SAP is aware of widespread user discontent over the complexity involved with licensing rules and pricing for its software, and is working to remedy the situation, co-CEO Jim Hagemann Snabe said in an interview yesterday.
Earlier this month, the UK and Ireland SAP User Group released details of a member survey that found 95 percent of respondents believe SAP's licensing policies are too complicated. The survey also revealed that 67 percent of users have found it ever more difficult to track license usage as the vendor's product portfolio grows.
"We now have multiple products in five categories," Snabe said, referring to SAP's range of cloud software, mobile technology, HANA in-memory database and other offerings. "That puts you in a more complex situation. What we're trying to do is come to a solutions approach."
In other words, SAP wants to combine its various products into bundles, including industry-specific ones, "that have high value for the customer, Snabe said. In this way, "we can simplify the pricing," Snabe said. "We want a more solution-oriented price list."

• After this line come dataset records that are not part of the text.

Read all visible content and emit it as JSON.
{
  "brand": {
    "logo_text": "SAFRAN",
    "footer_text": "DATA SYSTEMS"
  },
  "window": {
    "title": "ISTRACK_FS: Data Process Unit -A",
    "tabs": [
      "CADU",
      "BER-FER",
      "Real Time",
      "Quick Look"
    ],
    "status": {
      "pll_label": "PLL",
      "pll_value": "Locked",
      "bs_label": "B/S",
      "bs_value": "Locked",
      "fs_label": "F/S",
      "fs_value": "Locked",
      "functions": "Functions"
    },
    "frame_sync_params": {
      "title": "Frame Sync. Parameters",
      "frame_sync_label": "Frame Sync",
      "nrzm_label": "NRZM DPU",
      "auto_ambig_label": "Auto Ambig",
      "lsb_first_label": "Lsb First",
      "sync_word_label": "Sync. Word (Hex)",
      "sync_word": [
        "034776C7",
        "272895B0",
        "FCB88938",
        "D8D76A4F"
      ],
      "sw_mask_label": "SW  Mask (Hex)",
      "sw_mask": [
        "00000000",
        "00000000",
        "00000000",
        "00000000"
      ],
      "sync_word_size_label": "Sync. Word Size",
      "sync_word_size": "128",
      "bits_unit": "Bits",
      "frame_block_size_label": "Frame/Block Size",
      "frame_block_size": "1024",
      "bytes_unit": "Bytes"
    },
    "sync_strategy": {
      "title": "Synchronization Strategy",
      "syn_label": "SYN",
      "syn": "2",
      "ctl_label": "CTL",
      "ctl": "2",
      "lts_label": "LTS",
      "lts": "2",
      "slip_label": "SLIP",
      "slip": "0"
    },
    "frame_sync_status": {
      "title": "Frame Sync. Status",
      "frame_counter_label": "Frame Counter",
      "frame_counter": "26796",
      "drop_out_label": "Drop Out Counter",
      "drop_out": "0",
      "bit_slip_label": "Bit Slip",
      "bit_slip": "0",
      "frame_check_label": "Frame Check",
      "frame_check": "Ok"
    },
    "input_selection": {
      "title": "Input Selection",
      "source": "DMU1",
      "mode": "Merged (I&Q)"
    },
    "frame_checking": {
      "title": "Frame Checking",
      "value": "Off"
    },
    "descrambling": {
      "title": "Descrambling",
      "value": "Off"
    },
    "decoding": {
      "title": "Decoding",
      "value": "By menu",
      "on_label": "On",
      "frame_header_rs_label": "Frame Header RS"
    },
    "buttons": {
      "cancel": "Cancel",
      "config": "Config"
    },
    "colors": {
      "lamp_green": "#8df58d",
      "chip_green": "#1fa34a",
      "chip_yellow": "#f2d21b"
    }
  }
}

He noted that SAP has already begun going down this path with its series of Rapid Deployment Solutions, which combine software, services and specialized content for fast, albeit focused projects. Now, SAP is now looking to extend the concept further, and is working with user groups to do so, Snabe said.
A major announcement regarding these efforts won't come "in the foreseeable future," but SAP does recognize the problems users cite and is working on them, Snabe added.
Even as SAP moves toward the "solution-oriented" approach, customers will still be able to buy everything it sells in stand-alone form, he said.
Snabe's remarks are of interest for a number of reasons, but also don't address the full spectrum of customer concerns, said Jon Reed, an independent analyst who closely tracks SAP.
The total price of software includes consulting services and support, not just license fees, Reed noted. "What that tells me is he's feeling pressure from customers about not just the software, but the services piece."
If SAP moves more heavily into "solutions" such as Snabe discussed, it will potentially take business away from its consulting partners, who should pay attention, Reed added.
Meanwhile, although SAP has gotten better over time offering public pricing for its midmarket and small-business offerings, "they really seem attached to not publishing price lists for large enterprises," Reed said. That's because SAP wants to preserve all its leverage for negotiation during such deals, rather than be tied to a public price, he said.
But as SAP consolidates its online software storefronts and adds more products to them, it will be forced to become more transparent, in Reed's view.
It might be easier for SAP to lower the complexity of its licensing models, however, Reed said. "There's different categories of licenses. One thing making it harder is, how do you incorporate mobile consumption?"
"If I'm a company I want simple licensing scheme," such as a three-tier system composed of super users, regular users and "lightweight" users who rarely need to touch the system, Reed added. "SAP hasn't fully addressed that yet. I think there's a lot of work to do there."